Despite mounting pressure from rising inflation and an intense internal debate on their next move, the Bank of England's Monetary Policy Committee is almost universally expected to leave interest rates at 0.5 per cent today, and the quantitative easing programme at the current £200bn.
The Bank will be forced to produce new, higher forecasts for inflation and the Governor, Mervyn King, will have to publicly explain himself at the Bank's Inflation Report press conference on Wednesday. That is scheduled for the day after inflation is expected to reach 4.3 per cent, a two-year high, with the largest monthly jump in over 20 years.
Two former members of the MPC, Deanne Julius and Tim Besley, said yesterday that they would be inclined to back a rise in rates at this point. Speaking at a forum organised by Fathom Consulting, Mr Besley said that he would have expected a"normalisation" of interest rates to have begun by now; Ms Julius said that the trend towards higher inflationary expectations was "worrisome" and that it was "fanciful" to attempt tocontrol domestic inflationary pressures in isolation from external shocks, such as the recent jump in world commodity prices.

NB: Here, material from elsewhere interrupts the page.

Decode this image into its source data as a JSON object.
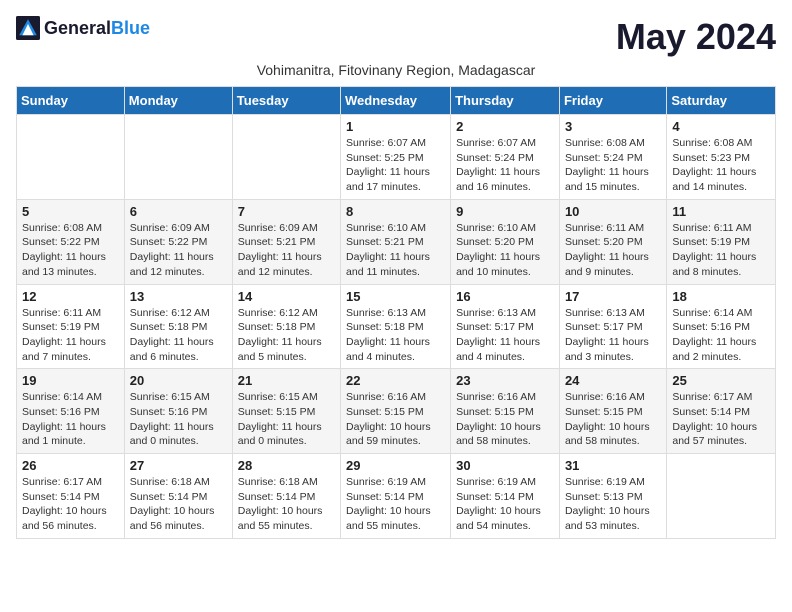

Although many City economists recognise that the Bank may wish to send an early signal that the interest rates cycle is about to turn, especially in advance of what is expected to be a dramatic jump in the inflation figure next Tuesday, the consensus is that the May, August and November meetings of the MPC are much more likely to see a rate hike than the session that ends today.
At the last meeting of the MPC in early January two members voted for a 0.25 percentage point rise, a "swing" of one vote towards the more hawkish potion, as new member Martin Weale joined long-standing hawk Andrew Sentance. The MPC's January meeting took place before they saw the shock 0.5 per cent contraction in GDP in the last months of 2010; but Mr Weale has since argued that his decision would have been much the same in any case, and survey evidence suggests that business has bounced back in January.
Adam Posen, another external appointment, voted for a modest expansion in the QE programme. However the Governor, Mervyn King, has been outspoken in arguing that the Bank should see through the short-term spike in inflation caused by the decline in the value of sterling, booming oil and food prices, as well as rises in VAT.
The broad view among City economists is that inflation in January will jump to around 4.2 per cent, from 3.7 per cent, one of the largest monthly rises in thirty years. As Mr King acknowledged in a keynote speech in Newcastle last month, inflation will peak at between 4 and 5 per cent, probably in February or March. It will not return to the 2 per cent target until around the spring of 2012.Reuse content